Thanks to Azie Dungey for taking the time to share her thoughts on this site about her new Web series, Ask a Slave. Given that my post was somewhat critical of the show I decided that the comment deserved to be featured as a separate post.
I just wanted to tell my story. I did not expect 1 million people to watch this. Or 36,000 to subscribe every week. I’m an artist and I felt I had a story that was worth telling. In the back of my mind, I was hoping (if anyone even saw it) it would spark a conversation, and it certainly has. People are using this show as a resource in classrooms, universities, dissertations, and even in a symposium on African American character interpretation at historic sites. I am beyond ecstatic about this. I don’t have answers, but I think the questions are just as valuable, and I am happy to see people are taking it to the next level. Like I said, I just wanted it to be a start.
For whatever reason, people love Lizzie Mae. I think that in and of itself means I succeeded as an actor and creator. When I worked at Mount Vernon, and interacted with visitors, I often felt dehumanized because it was clear that the African American experience is not embraced as a true American experience. I was at best a side note, at worst an undesired distraction. The interaction that comes to mind is the one between myself and the woman who was so worried about Mrs Washington needing something in the middle of the night. To you that may just be a “silly” tourist, but to me it spoke volumes. I was not a human of any importance to her. My life just existed to facilitate that of the white people whose story she aligned herself with. My life as a black woman in 1797, and in 2012. To me, this is the problem.

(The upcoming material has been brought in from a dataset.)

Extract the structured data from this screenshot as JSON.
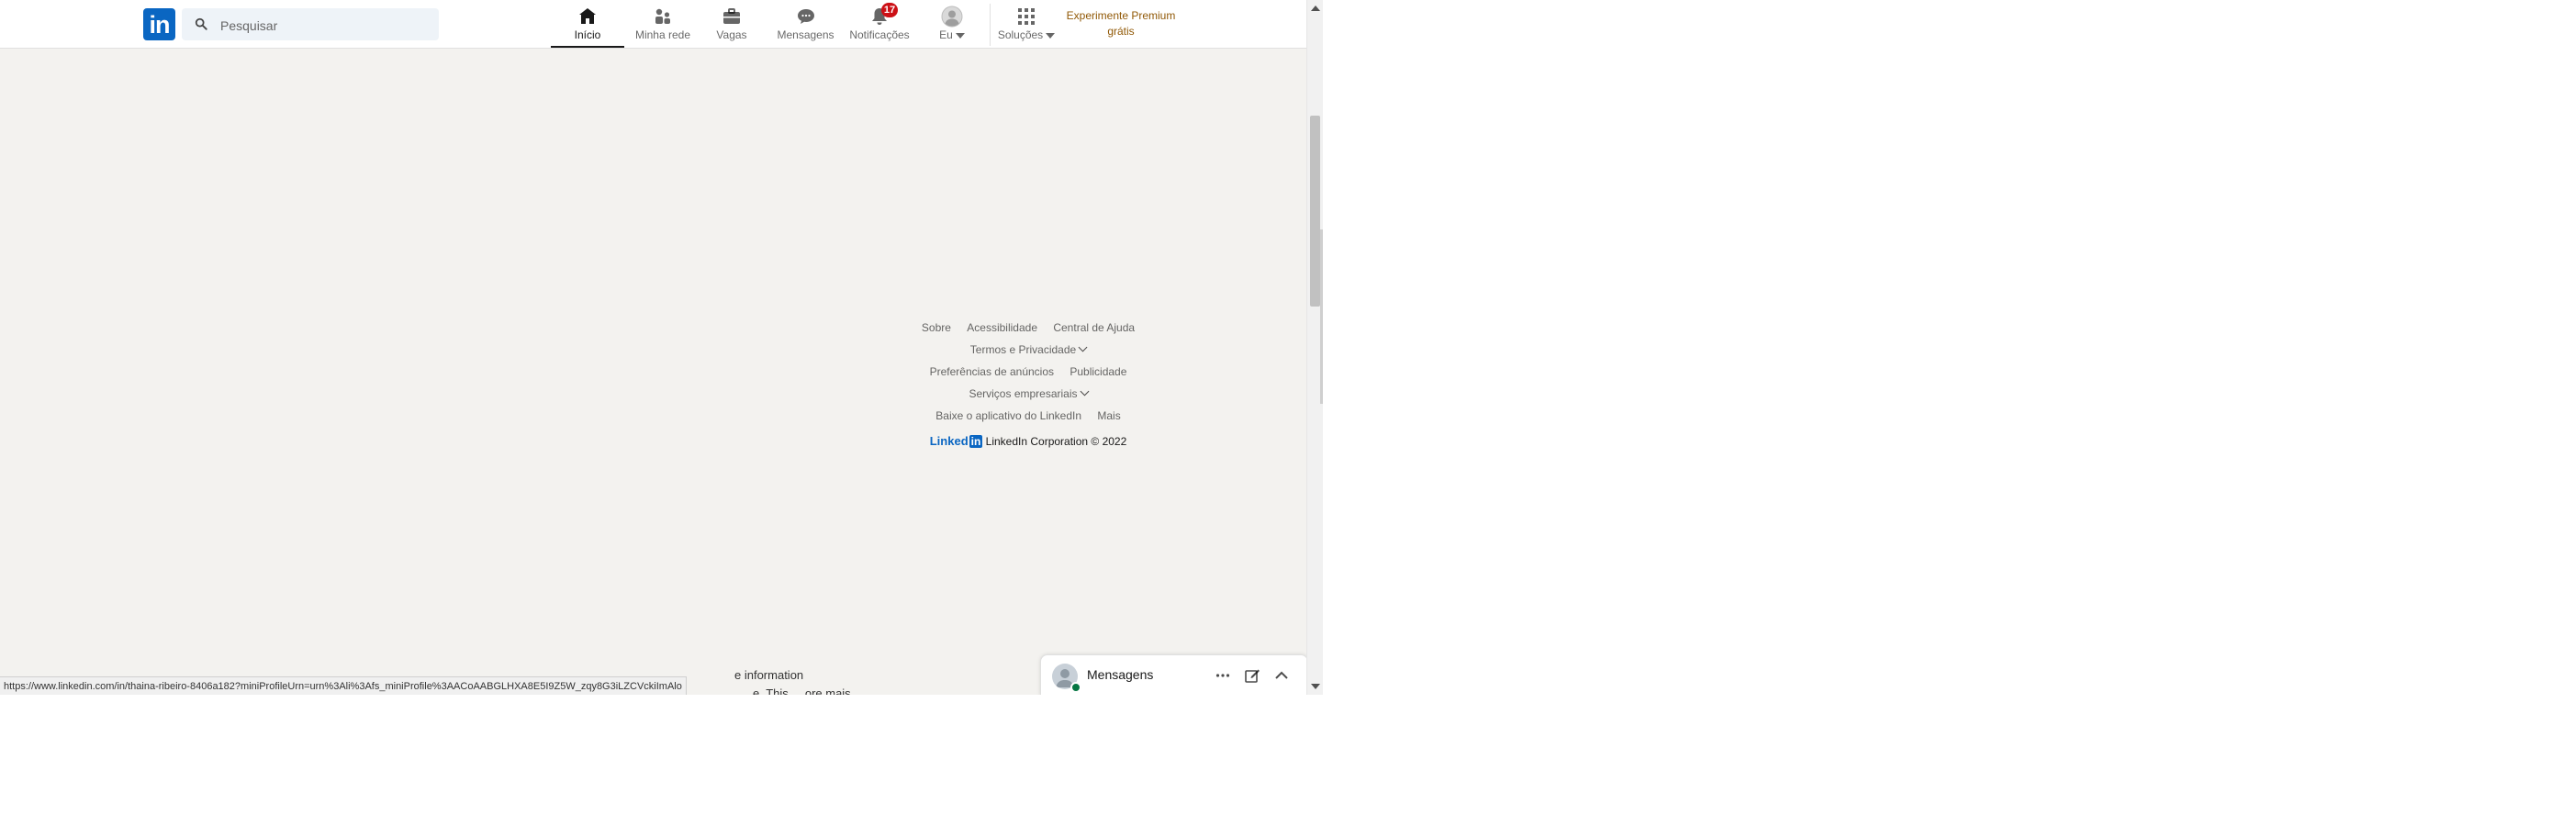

I am happy that Lizzie Mae not only evokes laughter, but also empathy. When we approach early American history, if the subject of the black experience emerges, there is often immediate defensiveness and dismissal. With laughter we connect, our defenses drop, and then there is the potential for vulnerability. From there, empathy emerges. I want people to cherish the Lizzie Maes of history as much as they do the George Washingtons of history. That is the American story, and they both belong to us all. I’m not a historian or educator. I can only do my part.